The gift of Christmas
I was planning to write a post about how I feel over Christmas but my reflections have changed shape over the past few days to see a slightly different picture. About the real gifts of Christmas.
I met an old work friend the other day who probably sparked this chain of thoughts. Times are really tough for her and Christmas is a reminder that she doesn't have the money to spoil the people she loves. She needs the money just to put food on the table. She is not alone. We are living in times of austerity. People are struggling to make ends meet. I started thinking about what Christmas represents both personally and theologically and how that differs for many people around the world. I thought about how much pressure we put upon ourselves to try and recreate the media images of the perfect Christmas; about how grumpy I've been feeling this week because I want to try and get all the presents wrapped and feel in control of this one day of the year and my frustration at my plans being constantly thwarted by the never-ending needs of other people. I thought about all the people for whom this Christmas will not be a picture-perfect happy occasion: The mum at school who received a call to say her mother had had a stroke and who was desperately trying to hold it together to get her children to school before rushing to her mother's bedside; a friend whose husband is posted overseas with the army and won't be home with his family at Christmas; all the families who have experienced the loss of children and other loved ones in the recent shooting in Connecticut; people around the world who don't have their loved ones with them.
In our house we celebrate Yule as well as Christmas. We celebrate that the day and night are of equal length and that the sun will slowly be more prominent in our lives again. The sun that will bring our crops and all the life that is sustained by our sun. We also celebrate the birth of Jesus, not as traditional Christians, but as an acknowledgement of a man who brought so many incredible messages to our lives. Most importantly that of love. Love for everyone. We also naturally enjoy our family time and all the food and presents. Who doesn't enjoy that part?
Sadly Christmas often throws a spotlight on what is not right in our lives. How are lives do not match that picture perfect image that the Coca Cola and John Lewis adverts portray. For me it highlights the people who are not in my life and the stresses and sadness and complications attached to that. It can be a very bright spotlight. It brings me down every year. Christmas is an emotive time of year for many reasons. Feelings often seem intensified at this time of year.

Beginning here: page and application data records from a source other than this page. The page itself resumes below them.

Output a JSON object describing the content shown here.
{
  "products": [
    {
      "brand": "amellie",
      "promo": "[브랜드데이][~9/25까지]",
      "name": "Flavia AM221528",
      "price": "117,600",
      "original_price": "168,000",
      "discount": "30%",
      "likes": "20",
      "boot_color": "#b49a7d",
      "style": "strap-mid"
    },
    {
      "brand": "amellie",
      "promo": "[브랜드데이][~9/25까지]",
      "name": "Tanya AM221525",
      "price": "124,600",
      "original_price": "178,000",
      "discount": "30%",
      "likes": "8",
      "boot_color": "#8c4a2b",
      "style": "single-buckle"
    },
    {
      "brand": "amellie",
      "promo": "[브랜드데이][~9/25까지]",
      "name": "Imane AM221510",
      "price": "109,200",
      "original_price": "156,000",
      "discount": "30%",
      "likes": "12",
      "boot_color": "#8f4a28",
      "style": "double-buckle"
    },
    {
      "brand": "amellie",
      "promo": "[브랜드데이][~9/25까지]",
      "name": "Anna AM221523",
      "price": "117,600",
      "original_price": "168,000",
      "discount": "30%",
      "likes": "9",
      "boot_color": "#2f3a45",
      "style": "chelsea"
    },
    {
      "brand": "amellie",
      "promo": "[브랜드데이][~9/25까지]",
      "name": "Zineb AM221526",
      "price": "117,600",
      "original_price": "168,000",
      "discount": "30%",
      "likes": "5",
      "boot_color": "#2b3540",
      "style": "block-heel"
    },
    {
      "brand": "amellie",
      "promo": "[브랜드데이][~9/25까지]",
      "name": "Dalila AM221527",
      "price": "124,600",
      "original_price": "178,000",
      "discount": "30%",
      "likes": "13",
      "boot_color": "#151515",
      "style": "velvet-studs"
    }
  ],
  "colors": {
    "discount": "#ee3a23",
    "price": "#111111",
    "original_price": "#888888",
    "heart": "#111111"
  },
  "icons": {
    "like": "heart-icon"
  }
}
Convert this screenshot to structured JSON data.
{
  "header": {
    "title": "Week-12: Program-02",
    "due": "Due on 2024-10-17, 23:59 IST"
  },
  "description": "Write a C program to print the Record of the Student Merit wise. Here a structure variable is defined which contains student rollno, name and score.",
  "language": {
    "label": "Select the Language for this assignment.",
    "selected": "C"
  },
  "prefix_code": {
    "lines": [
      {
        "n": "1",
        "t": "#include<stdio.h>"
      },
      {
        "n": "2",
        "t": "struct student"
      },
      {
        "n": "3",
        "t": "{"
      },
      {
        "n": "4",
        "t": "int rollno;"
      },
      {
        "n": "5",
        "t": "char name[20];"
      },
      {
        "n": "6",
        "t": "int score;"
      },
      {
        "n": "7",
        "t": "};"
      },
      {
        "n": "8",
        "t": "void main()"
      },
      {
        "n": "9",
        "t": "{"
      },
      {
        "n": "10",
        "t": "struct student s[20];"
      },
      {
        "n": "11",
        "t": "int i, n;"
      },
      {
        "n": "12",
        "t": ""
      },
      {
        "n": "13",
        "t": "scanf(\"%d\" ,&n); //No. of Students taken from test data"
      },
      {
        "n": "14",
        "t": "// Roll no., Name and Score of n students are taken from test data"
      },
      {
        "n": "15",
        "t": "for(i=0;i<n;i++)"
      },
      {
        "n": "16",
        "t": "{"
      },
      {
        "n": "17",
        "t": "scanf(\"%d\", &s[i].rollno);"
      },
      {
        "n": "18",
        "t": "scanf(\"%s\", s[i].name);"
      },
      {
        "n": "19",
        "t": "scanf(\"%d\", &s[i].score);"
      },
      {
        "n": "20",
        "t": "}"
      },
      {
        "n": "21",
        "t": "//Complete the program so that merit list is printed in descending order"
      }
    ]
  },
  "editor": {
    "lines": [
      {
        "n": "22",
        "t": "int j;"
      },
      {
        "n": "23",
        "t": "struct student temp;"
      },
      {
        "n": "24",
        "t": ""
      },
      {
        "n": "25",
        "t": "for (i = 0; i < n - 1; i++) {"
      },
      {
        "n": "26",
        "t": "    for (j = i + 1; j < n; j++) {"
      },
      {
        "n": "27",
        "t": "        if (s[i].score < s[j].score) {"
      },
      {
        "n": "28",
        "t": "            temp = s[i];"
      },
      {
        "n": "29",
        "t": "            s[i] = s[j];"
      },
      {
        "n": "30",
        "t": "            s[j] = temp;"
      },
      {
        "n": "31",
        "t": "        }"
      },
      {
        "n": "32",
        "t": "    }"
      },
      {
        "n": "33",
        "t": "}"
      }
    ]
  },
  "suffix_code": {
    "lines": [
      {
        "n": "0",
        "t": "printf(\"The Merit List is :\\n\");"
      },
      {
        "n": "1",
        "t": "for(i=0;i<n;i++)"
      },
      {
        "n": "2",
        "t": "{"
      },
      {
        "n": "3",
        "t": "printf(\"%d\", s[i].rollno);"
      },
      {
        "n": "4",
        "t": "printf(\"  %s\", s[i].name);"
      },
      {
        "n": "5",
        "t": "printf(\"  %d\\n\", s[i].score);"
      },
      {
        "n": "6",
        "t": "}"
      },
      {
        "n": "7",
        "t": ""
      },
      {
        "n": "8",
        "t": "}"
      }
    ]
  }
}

That is my gift this Christmas.
And with this post I am sending my love out to everyone in the world who needs a little love.